§ What to do: The data below is to be output in full, unchanged.

§ Information given:
--- --- ---
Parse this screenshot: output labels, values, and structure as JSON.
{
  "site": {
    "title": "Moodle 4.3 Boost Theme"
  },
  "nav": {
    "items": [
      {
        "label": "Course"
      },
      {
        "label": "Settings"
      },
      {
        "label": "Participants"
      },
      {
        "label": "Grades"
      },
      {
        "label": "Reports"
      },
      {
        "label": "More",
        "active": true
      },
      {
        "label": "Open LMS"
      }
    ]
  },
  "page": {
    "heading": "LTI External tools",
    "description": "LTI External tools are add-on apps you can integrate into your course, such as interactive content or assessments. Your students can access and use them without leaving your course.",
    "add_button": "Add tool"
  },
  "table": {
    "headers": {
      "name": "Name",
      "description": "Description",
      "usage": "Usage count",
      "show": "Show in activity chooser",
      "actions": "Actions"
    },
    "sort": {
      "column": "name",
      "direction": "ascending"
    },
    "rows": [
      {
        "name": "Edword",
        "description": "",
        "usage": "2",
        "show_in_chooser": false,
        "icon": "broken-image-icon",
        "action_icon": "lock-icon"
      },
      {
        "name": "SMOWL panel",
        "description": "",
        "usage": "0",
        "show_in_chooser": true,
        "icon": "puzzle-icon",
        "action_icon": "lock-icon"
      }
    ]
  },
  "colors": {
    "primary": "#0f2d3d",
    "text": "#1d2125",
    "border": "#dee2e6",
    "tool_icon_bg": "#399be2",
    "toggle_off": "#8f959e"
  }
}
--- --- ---
§ Response:
Parse this screenshot: output labels, values, and structure as JSON.
{
  "site": {
    "title": "Moodle 4.3 Boost Theme"
  },
  "nav": {
    "items": [
      {
        "label": "Course"
      },
      {
        "label": "Settings"
      },
      {
        "label": "Participants"
      },
      {
        "label": "Grades"
      },
      {
        "label": "Reports"
      },
      {
        "label": "More",
        "active": true
      },
      {
        "label": "Open LMS"
      }
    ]
  },
  "page": {
    "heading": "LTI External tools",
    "description": "LTI External tools are add-on apps you can integrate into your course, such as interactive content or assessments. Your students can access and use them without leaving your course.",
    "add_button": "Add tool"
  },
  "table": {
    "headers": {
      "name": "Name",
      "description": "Description",
      "usage": "Usage count",
      "show": "Show in activity chooser",
      "actions": "Actions"
    },
    "sort": {
      "column": "name",
      "direction": "ascending"
    },
    "rows": [
      {
        "name": "Edword",
        "description": "",
        "usage": "2",
        "show_in_chooser": false,
        "icon": "broken-image-icon",
        "action_icon": "lock-icon"
      },
      {
        "name": "SMOWL panel",
        "description": "",
        "usage": "0",
        "show_in_chooser": true,
        "icon": "puzzle-icon",
        "action_icon": "lock-icon"
      }
    ]
  },
  "colors": {
    "primary": "#0f2d3d",
    "text": "#1d2125",
    "border": "#dee2e6",
    "tool_icon_bg": "#399be2",
    "toggle_off": "#8f959e"
  }
}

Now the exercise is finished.